G cut my paternal grandfather’s hair until he died and she did my paternal grandmother’s hair on the day of his funeral, and she did my hair and my little brother’s hair throughout our childhoods. Her life, replete with boyfriends and dates and a pretty daughter a few years older than me, seemed glamorous to me. She was always engaged in one adventure or another, and I grew to admire her unceasing work ethic as well as the huge batches of cookies she made each Christmas.
Even before then, when I was very small indeed, my grandmother Rose had a kind of salon in the basement of the home she shared with her sister Irene and their mother, Lillian. The family had owned an actual salon years prior, but in their retirement they continued to do hair from the humble cellar in that old house on West Main Street in Bound Brook, New Jersey. I couldn’t have been older than three, but I vaguely remember the terrycloth towels and the sink where they shampooed the clientele (who I'm pretty sure consisted entirely of friends who lived nearby.) I think there was a clothesline in the basement to dry delicates during the cold months, and I recall the clothespins, and I may or may not have seen foils or curlers or bobby pins. It’s all hazy, like a half-remembered dream.
Anyway, every hair salon in the world is basically the same as my family’s basement salon: You’ve got your regulars, your occasionals, and your one-time-onlies. You’ve got gossip and you’ve got competition and you’ve got drama and resentment and sometimes great and glorious victory over unruly curls or stubborn cowlicks. The mightiest victory of all comes when a client enters the salon as a grumpy, unhappy mess and floats out, happy and pretty.
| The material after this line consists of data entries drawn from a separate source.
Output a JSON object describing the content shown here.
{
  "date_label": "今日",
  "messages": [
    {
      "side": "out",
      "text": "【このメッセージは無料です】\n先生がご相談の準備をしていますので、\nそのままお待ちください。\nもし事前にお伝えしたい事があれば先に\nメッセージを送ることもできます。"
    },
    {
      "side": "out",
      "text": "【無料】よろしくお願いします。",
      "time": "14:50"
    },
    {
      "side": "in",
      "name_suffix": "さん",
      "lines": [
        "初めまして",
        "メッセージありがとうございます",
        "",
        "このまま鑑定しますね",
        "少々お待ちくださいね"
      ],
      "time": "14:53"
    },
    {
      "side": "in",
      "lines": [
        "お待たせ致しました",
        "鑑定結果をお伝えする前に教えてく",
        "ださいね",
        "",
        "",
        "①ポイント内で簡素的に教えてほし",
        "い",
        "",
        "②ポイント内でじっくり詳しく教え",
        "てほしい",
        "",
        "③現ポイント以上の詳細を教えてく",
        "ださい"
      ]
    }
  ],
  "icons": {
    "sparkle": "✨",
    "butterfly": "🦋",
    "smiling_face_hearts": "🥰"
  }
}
Whether the joint charges $30 for a haircut or $300 for a “shaping session,” whether they offer you Chateau Diana or Cristal, whether their coffee is Sanka from a pot or organic brew from a French press, a salon is a salon is a salon. Don’t be fooled by the fancy trappings. Somebody still has to sweep up the dirty, wet old hair from the floor. Somebody still has to spend all day washing and drying the same towels over and over again. Somebody still hates – and I mean hates – somebody else’s guts but deals with them every day because that’s what you have to fucking do.
I’ve been to salons in Los Angeles and Oslo, Amsterdam and New York, Indianapolis and Boston and Houston and Newport Beach and New Orleans and Asheville and Austin and Princeton and I-don’t-know-where-the-hell-else. It’s always the same. And I always love it.
I travel a lot, touring bookstores and little theatres and colleges to tell stories and sign books and do whatever other clownish/artsy wackiness I’ve gotten myself into. And no matter where I am, I know I can always find a little piece of home. It might smell like Redken hair dye or Aveda conditioner, and it might be cheap or it might be pricey, but it’s where I feel like I belong. And you can’t put a price on that feeling – although if you could, you’d better factor in a 20% tip. It’s only polite.